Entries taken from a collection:
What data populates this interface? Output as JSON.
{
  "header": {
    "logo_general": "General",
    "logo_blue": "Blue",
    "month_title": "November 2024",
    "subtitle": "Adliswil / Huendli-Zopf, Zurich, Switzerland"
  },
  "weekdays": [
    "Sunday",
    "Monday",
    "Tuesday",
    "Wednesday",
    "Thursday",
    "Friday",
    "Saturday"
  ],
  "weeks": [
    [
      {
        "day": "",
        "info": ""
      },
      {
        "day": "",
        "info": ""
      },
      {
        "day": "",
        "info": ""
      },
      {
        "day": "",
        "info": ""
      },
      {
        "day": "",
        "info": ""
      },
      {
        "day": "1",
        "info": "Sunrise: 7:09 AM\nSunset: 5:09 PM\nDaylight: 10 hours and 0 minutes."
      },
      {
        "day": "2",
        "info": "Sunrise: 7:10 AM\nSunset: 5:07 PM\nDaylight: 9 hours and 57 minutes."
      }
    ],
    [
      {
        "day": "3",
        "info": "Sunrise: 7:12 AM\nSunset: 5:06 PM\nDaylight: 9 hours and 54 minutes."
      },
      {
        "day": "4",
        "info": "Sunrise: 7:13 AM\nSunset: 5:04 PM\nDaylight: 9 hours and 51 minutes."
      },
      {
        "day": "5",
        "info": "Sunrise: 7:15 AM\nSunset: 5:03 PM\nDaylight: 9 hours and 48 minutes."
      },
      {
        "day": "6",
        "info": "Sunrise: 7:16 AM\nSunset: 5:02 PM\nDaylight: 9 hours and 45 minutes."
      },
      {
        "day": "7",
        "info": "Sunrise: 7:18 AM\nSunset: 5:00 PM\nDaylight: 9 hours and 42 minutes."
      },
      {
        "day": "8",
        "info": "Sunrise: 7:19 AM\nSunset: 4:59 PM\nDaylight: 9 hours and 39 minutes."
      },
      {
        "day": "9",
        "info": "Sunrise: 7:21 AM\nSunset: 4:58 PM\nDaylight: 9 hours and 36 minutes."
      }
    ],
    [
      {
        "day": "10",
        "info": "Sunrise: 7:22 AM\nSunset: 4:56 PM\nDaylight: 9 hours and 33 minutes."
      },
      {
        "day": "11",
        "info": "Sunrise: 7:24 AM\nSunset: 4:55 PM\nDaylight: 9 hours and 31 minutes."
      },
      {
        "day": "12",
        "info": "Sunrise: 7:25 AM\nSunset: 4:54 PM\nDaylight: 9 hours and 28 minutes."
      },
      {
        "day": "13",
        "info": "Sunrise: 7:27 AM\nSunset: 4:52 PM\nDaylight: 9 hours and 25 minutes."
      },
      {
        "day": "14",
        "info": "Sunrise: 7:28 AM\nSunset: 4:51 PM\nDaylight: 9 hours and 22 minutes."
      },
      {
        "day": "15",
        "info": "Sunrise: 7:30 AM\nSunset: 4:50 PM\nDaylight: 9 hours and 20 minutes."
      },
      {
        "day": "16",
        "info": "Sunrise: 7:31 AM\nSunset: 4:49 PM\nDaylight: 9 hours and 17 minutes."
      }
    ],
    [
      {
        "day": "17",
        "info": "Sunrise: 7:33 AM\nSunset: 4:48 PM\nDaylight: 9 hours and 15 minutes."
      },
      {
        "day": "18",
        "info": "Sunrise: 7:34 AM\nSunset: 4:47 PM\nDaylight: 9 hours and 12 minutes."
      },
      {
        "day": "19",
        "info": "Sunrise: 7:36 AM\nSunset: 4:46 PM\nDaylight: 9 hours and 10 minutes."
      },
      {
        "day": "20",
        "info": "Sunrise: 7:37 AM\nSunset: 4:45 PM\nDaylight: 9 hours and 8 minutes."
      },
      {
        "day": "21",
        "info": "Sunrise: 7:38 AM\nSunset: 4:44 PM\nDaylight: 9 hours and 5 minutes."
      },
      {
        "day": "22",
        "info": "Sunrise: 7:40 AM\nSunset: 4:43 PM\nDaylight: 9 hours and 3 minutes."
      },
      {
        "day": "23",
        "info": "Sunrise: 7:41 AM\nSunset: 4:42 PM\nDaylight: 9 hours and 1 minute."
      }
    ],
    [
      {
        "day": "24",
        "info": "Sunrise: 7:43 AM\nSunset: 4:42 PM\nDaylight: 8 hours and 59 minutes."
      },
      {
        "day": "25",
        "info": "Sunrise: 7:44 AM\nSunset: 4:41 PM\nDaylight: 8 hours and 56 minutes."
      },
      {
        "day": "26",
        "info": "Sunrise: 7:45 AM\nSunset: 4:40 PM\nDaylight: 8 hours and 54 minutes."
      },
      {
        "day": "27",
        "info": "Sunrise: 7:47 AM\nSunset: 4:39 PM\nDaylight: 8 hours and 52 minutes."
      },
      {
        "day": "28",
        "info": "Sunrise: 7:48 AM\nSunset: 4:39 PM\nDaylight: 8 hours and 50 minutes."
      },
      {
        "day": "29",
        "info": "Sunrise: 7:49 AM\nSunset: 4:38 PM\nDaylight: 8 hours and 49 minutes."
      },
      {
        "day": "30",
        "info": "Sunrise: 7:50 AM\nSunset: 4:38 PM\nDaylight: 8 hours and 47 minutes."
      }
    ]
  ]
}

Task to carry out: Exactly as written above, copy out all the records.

Output of the task:
What data populates this interface? Output as JSON.
{
  "header": {
    "logo_general": "General",
    "logo_blue": "Blue",
    "month_title": "November 2024",
    "subtitle": "Adliswil / Huendli-Zopf, Zurich, Switzerland"
  },
  "weekdays": [
    "Sunday",
    "Monday",
    "Tuesday",
    "Wednesday",
    "Thursday",
    "Friday",
    "Saturday"
  ],
  "weeks": [
    [
      {
        "day": "",
        "info": ""
      },
      {
        "day": "",
        "info": ""
      },
      {
        "day": "",
        "info": ""
      },
      {
        "day": "",
        "info": ""
      },
      {
        "day": "",
        "info": ""
      },
      {
        "day": "1",
        "info": "Sunrise: 7:09 AM\nSunset: 5:09 PM\nDaylight: 10 hours and 0 minutes."
      },
      {
        "day": "2",
        "info": "Sunrise: 7:10 AM\nSunset: 5:07 PM\nDaylight: 9 hours and 57 minutes."
      }
    ],
    [
      {
        "day": "3",
        "info": "Sunrise: 7:12 AM\nSunset: 5:06 PM\nDaylight: 9 hours and 54 minutes."
      },
      {
        "day": "4",
        "info": "Sunrise: 7:13 AM\nSunset: 5:04 PM\nDaylight: 9 hours and 51 minutes."
      },
      {
        "day": "5",
        "info": "Sunrise: 7:15 AM\nSunset: 5:03 PM\nDaylight: 9 hours and 48 minutes."
      },
      {
        "day": "6",
        "info": "Sunrise: 7:16 AM\nSunset: 5:02 PM\nDaylight: 9 hours and 45 minutes."
      },
      {
        "day": "7",
        "info": "Sunrise: 7:18 AM\nSunset: 5:00 PM\nDaylight: 9 hours and 42 minutes."
      },
      {
        "day": "8",
        "info": "Sunrise: 7:19 AM\nSunset: 4:59 PM\nDaylight: 9 hours and 39 minutes."
      },
      {
        "day": "9",
        "info": "Sunrise: 7:21 AM\nSunset: 4:58 PM\nDaylight: 9 hours and 36 minutes."
      }
    ],
    [
      {
        "day": "10",
        "info": "Sunrise: 7:22 AM\nSunset: 4:56 PM\nDaylight: 9 hours and 33 minutes."
      },
      {
        "day": "11",
        "info": "Sunrise: 7:24 AM\nSunset: 4:55 PM\nDaylight: 9 hours and 31 minutes."
      },
      {
        "day": "12",
        "info": "Sunrise: 7:25 AM\nSunset: 4:54 PM\nDaylight: 9 hours and 28 minutes."
      },
      {
        "day": "13",
        "info": "Sunrise: 7:27 AM\nSunset: 4:52 PM\nDaylight: 9 hours and 25 minutes."
      },
      {
        "day": "14",
        "info": "Sunrise: 7:28 AM\nSunset: 4:51 PM\nDaylight: 9 hours and 22 minutes."
      },
      {
        "day": "15",
        "info": "Sunrise: 7:30 AM\nSunset: 4:50 PM\nDaylight: 9 hours and 20 minutes."
      },
      {
        "day": "16",
        "info": "Sunrise: 7:31 AM\nSunset: 4:49 PM\nDaylight: 9 hours and 17 minutes."
      }
    ],
    [
      {
        "day": "17",
        "info": "Sunrise: 7:33 AM\nSunset: 4:48 PM\nDaylight: 9 hours and 15 minutes."
      },
      {
        "day": "18",
        "info": "Sunrise: 7:34 AM\nSunset: 4:47 PM\nDaylight: 9 hours and 12 minutes."
      },
      {
        "day": "19",
        "info": "Sunrise: 7:36 AM\nSunset: 4:46 PM\nDaylight: 9 hours and 10 minutes."
      },
      {
        "day": "20",
        "info": "Sunrise: 7:37 AM\nSunset: 4:45 PM\nDaylight: 9 hours and 8 minutes."
      },
      {
        "day": "21",
        "info": "Sunrise: 7:38 AM\nSunset: 4:44 PM\nDaylight: 9 hours and 5 minutes."
      },
      {
        "day": "22",
        "info": "Sunrise: 7:40 AM\nSunset: 4:43 PM\nDaylight: 9 hours and 3 minutes."
      },
      {
        "day": "23",
        "info": "Sunrise: 7:41 AM\nSunset: 4:42 PM\nDaylight: 9 hours and 1 minute."
      }
    ],
    [
      {
        "day": "24",
        "info": "Sunrise: 7:43 AM\nSunset: 4:42 PM\nDaylight: 8 hours and 59 minutes."
      },
      {
        "day": "25",
        "info": "Sunrise: 7:44 AM\nSunset: 4:41 PM\nDaylight: 8 hours and 56 minutes."
      },
      {
        "day": "26",
        "info": "Sunrise: 7:45 AM\nSunset: 4:40 PM\nDaylight: 8 hours and 54 minutes."
      },
      {
        "day": "27",
        "info": "Sunrise: 7:47 AM\nSunset: 4:39 PM\nDaylight: 8 hours and 52 minutes."
      },
      {
        "day": "28",
        "info": "Sunrise: 7:48 AM\nSunset: 4:39 PM\nDaylight: 8 hours and 50 minutes."
      },
      {
        "day": "29",
        "info": "Sunrise: 7:49 AM\nSunset: 4:38 PM\nDaylight: 8 hours and 49 minutes."
      },
      {
        "day": "30",
        "info": "Sunrise: 7:50 AM\nSunset: 4:38 PM\nDaylight: 8 hours and 47 minutes."
      }
    ]
  ]
}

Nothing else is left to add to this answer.